### TASK STATEMENT
The reply has to be a number alone, equal to how many lines in the entries below hold the string "JSON".

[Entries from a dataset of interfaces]

######

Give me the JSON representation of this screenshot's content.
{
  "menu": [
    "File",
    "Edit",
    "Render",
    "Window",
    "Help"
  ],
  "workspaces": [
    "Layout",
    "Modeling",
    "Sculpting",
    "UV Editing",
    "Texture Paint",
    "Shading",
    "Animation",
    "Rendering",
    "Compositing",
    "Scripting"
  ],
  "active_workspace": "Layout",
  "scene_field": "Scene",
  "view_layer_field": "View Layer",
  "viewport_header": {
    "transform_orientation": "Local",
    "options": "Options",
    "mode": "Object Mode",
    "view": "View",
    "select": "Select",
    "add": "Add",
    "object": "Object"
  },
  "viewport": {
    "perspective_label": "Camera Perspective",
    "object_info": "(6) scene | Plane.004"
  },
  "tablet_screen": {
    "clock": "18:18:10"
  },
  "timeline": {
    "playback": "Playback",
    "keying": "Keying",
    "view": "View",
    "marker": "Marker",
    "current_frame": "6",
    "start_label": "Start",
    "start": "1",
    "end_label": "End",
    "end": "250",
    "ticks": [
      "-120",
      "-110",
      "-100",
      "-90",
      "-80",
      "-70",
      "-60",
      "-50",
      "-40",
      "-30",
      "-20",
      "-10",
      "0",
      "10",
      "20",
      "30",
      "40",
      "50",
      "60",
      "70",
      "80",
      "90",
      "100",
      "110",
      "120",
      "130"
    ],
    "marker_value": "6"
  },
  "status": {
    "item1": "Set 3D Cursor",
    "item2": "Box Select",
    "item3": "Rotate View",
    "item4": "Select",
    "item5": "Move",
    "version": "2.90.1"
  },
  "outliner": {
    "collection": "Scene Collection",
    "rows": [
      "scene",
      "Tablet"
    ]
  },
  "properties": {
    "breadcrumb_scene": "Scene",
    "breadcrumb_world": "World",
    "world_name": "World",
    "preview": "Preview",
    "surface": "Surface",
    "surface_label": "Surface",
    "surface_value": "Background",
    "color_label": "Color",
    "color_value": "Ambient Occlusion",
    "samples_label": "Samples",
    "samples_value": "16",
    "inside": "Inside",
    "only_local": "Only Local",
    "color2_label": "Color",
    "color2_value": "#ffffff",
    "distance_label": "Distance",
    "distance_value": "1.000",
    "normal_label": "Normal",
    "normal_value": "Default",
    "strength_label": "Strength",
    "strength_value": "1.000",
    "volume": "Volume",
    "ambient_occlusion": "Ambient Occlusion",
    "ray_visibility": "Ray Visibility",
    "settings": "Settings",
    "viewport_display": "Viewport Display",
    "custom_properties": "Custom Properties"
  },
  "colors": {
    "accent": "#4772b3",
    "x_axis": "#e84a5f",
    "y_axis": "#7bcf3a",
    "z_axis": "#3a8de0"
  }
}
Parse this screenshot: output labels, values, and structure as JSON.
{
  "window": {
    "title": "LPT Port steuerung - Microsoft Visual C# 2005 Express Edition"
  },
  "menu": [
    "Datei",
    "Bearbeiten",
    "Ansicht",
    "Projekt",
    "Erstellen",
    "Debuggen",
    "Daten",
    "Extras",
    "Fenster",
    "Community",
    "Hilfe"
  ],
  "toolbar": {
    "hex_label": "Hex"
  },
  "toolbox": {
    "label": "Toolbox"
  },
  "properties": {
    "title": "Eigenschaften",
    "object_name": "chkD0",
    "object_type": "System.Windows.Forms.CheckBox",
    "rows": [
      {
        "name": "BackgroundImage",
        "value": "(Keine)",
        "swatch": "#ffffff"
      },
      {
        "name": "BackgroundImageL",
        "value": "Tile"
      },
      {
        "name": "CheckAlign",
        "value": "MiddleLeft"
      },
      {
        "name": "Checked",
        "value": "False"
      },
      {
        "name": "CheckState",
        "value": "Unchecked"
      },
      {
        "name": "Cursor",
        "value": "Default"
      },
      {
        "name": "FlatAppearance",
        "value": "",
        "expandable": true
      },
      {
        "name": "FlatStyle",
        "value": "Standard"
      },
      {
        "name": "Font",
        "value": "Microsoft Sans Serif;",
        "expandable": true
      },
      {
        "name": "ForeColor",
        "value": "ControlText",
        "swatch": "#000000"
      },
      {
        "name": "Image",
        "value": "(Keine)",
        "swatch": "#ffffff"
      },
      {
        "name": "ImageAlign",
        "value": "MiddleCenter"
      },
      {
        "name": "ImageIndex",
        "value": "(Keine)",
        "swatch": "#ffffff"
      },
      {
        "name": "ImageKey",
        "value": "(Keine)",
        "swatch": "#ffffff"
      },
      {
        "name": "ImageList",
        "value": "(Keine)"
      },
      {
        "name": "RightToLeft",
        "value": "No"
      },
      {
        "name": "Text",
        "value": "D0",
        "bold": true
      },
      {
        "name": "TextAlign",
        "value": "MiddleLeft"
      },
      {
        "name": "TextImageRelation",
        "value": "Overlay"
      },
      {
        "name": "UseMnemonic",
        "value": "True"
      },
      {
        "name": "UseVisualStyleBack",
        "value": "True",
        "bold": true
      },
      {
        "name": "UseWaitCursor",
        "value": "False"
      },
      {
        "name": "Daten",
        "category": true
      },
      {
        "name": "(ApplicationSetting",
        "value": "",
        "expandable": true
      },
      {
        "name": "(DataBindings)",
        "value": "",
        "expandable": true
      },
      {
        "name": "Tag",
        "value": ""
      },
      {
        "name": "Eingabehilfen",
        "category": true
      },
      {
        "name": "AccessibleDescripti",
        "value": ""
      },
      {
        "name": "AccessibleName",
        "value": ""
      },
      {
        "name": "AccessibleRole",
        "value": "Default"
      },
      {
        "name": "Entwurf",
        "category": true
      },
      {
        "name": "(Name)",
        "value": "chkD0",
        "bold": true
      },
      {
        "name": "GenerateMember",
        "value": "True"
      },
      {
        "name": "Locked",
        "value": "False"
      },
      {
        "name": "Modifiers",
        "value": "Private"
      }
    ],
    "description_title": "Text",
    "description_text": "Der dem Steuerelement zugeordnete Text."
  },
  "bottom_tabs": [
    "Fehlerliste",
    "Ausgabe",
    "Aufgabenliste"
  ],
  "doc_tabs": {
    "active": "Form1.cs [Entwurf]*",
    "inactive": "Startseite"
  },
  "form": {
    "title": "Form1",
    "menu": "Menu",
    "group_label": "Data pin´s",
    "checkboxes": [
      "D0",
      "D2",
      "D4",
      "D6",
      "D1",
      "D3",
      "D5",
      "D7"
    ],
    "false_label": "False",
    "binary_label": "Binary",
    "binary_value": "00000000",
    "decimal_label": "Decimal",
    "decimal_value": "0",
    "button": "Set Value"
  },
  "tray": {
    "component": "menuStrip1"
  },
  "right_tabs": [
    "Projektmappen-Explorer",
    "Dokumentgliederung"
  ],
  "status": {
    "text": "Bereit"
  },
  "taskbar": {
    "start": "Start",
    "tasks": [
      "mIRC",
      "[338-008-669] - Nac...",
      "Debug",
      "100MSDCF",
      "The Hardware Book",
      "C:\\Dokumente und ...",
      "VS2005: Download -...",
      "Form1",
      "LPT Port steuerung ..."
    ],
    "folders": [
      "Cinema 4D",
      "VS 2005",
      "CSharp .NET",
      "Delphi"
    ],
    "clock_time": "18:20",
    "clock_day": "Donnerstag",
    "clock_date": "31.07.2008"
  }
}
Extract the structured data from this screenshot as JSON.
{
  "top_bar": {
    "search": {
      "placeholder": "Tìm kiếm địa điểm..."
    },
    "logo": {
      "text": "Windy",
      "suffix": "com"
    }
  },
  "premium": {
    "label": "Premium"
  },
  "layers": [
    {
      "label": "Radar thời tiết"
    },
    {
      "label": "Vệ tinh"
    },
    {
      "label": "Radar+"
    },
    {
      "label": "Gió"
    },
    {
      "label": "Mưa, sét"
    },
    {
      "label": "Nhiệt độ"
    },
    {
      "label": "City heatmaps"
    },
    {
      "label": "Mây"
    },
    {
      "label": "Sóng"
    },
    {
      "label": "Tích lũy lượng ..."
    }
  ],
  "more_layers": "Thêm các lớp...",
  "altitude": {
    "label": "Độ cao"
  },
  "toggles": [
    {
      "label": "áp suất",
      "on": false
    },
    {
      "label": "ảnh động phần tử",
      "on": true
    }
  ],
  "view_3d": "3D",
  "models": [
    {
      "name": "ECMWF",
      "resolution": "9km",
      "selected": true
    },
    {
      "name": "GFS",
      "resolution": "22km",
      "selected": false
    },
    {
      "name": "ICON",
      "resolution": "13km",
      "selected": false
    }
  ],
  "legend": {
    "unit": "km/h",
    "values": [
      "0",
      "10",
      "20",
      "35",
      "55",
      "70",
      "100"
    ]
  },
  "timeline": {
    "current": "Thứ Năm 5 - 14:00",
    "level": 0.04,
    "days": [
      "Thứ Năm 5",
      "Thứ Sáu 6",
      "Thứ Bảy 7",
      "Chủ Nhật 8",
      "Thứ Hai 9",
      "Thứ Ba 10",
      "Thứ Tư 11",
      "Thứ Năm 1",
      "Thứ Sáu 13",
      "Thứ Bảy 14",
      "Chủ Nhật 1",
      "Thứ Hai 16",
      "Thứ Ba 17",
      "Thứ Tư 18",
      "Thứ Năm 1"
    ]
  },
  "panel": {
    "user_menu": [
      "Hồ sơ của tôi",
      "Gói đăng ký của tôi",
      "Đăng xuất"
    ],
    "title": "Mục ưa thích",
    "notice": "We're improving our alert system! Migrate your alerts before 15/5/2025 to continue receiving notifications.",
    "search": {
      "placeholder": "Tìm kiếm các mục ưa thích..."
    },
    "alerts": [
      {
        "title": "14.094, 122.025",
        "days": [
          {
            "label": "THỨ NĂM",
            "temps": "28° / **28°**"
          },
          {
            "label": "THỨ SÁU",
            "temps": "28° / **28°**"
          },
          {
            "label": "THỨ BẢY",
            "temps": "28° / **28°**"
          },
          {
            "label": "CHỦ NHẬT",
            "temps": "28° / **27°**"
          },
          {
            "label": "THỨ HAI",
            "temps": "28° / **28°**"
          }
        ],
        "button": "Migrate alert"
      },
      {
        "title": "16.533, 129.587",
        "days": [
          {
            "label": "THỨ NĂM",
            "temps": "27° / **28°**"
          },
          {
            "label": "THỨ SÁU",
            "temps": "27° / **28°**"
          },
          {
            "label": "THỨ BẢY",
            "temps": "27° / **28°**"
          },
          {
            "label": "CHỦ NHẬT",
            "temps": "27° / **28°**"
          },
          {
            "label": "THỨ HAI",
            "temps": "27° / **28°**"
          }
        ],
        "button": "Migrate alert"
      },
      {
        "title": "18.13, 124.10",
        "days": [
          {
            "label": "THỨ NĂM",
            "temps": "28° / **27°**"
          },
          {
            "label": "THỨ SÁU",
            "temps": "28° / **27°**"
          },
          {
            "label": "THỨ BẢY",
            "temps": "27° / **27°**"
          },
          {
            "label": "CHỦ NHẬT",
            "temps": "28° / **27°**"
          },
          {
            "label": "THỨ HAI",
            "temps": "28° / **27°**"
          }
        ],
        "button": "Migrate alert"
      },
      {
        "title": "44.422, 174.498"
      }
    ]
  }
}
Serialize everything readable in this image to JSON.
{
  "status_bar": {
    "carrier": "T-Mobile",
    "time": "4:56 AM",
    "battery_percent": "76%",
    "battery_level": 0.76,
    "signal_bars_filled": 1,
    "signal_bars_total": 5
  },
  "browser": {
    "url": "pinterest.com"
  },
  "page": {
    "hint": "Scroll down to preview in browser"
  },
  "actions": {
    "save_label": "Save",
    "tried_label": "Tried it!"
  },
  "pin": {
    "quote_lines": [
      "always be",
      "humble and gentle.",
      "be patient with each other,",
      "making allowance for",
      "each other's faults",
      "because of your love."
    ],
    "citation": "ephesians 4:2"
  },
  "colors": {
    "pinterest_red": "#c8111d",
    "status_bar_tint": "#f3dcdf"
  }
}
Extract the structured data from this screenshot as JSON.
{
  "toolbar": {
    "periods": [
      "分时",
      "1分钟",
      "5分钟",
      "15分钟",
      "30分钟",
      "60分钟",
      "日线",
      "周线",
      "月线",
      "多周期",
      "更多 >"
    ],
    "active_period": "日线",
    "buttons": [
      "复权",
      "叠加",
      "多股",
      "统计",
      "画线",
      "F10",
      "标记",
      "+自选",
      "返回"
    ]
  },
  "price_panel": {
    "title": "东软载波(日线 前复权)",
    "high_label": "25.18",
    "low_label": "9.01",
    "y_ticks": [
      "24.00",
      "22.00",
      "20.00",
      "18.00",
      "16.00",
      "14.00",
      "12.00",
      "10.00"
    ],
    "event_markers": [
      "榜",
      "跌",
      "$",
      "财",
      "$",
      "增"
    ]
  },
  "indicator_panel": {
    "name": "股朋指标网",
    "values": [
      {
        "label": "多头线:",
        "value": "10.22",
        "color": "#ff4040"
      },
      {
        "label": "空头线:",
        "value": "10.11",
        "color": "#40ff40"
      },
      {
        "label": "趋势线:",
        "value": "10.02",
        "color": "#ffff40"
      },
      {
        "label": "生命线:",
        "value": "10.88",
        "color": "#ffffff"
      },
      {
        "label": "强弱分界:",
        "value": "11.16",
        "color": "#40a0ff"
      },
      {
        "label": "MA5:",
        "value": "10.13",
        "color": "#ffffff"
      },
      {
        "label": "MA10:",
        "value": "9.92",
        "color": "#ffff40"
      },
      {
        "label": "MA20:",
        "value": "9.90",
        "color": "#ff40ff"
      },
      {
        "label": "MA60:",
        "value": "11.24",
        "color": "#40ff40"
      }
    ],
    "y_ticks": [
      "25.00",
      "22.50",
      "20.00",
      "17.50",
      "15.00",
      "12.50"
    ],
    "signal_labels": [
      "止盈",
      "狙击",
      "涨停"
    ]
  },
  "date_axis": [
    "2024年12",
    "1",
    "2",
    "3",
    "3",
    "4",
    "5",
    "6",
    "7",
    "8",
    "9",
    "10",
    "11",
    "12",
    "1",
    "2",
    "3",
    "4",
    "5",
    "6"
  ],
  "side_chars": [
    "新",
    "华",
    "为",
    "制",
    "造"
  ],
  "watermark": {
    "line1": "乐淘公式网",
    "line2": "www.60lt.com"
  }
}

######

### SOLUTION TO THE PROBLEM
5